***** Task data

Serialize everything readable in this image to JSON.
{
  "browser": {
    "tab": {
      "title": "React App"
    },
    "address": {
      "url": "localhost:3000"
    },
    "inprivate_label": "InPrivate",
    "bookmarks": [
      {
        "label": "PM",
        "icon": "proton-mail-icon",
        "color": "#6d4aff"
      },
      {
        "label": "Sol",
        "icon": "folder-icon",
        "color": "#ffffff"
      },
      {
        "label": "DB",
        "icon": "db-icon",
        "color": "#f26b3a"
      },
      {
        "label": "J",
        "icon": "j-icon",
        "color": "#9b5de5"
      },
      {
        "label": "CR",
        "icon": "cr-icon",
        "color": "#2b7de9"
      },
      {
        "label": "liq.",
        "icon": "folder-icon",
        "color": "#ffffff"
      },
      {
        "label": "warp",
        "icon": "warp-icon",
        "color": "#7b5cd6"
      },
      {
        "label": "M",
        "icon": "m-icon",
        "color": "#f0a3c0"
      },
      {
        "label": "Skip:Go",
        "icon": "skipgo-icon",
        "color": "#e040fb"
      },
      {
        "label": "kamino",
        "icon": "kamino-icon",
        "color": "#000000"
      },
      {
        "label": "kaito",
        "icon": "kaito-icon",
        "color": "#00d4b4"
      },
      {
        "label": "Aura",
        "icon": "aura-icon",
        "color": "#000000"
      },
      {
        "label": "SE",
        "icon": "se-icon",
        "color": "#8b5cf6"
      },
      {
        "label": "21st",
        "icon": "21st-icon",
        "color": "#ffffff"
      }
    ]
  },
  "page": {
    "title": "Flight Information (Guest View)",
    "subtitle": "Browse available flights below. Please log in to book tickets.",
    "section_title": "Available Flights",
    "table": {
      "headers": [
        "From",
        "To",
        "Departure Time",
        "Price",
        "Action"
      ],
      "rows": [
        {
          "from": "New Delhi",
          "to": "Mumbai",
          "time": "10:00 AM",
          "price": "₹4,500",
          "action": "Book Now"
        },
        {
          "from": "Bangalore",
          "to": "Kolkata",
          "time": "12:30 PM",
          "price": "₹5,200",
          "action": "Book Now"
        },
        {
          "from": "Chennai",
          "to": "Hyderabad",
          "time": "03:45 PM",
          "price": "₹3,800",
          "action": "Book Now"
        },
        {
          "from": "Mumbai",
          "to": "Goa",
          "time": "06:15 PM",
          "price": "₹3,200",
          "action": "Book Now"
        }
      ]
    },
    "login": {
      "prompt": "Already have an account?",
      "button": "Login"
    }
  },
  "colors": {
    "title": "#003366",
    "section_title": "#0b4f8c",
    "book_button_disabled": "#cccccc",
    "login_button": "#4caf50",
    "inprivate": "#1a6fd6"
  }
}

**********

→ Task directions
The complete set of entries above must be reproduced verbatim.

→ Worked solution
Serialize everything readable in this image to JSON.
{
  "browser": {
    "tab": {
      "title": "React App"
    },
    "address": {
      "url": "localhost:3000"
    },
    "inprivate_label": "InPrivate",
    "bookmarks": [
      {
        "label": "PM",
        "icon": "proton-mail-icon",
        "color": "#6d4aff"
      },
      {
        "label": "Sol",
        "icon": "folder-icon",
        "color": "#ffffff"
      },
      {
        "label": "DB",
        "icon": "db-icon",
        "color": "#f26b3a"
      },
      {
        "label": "J",
        "icon": "j-icon",
        "color": "#9b5de5"
      },
      {
        "label": "CR",
        "icon": "cr-icon",
        "color": "#2b7de9"
      },
      {
        "label": "liq.",
        "icon": "folder-icon",
        "color": "#ffffff"
      },
      {
        "label": "warp",
        "icon": "warp-icon",
        "color": "#7b5cd6"
      },
      {
        "label": "M",
        "icon": "m-icon",
        "color": "#f0a3c0"
      },
      {
        "label": "Skip:Go",
        "icon": "skipgo-icon",
        "color": "#e040fb"
      },
      {
        "label": "kamino",
        "icon": "kamino-icon",
        "color": "#000000"
      },
      {
        "label": "kaito",
        "icon": "kaito-icon",
        "color": "#00d4b4"
      },
      {
        "label": "Aura",
        "icon": "aura-icon",
        "color": "#000000"
      },
      {
        "label": "SE",
        "icon": "se-icon",
        "color": "#8b5cf6"
      },
      {
        "label": "21st",
        "icon": "21st-icon",
        "color": "#ffffff"
      }
    ]
  },
  "page": {
    "title": "Flight Information (Guest View)",
    "subtitle": "Browse available flights below. Please log in to book tickets.",
    "section_title": "Available Flights",
    "table": {
      "headers": [
        "From",
        "To",
        "Departure Time",
        "Price",
        "Action"
      ],
      "rows": [
        {
          "from": "New Delhi",
          "to": "Mumbai",
          "time": "10:00 AM",
          "price": "₹4,500",
          "action": "Book Now"
        },
        {
          "from": "Bangalore",
          "to": "Kolkata",
          "time": "12:30 PM",
          "price": "₹5,200",
          "action": "Book Now"
        },
        {
          "from": "Chennai",
          "to": "Hyderabad",
          "time": "03:45 PM",
          "price": "₹3,800",
          "action": "Book Now"
        },
        {
          "from": "Mumbai",
          "to": "Goa",
          "time": "06:15 PM",
          "price": "₹3,200",
          "action": "Book Now"
        }
      ]
    },
    "login": {
      "prompt": "Already have an account?",
      "button": "Login"
    }
  },
  "colors": {
    "title": "#003366",
    "section_title": "#0b4f8c",
    "book_button_disabled": "#cccccc",
    "login_button": "#4caf50",
    "inprivate": "#1a6fd6"
  }
}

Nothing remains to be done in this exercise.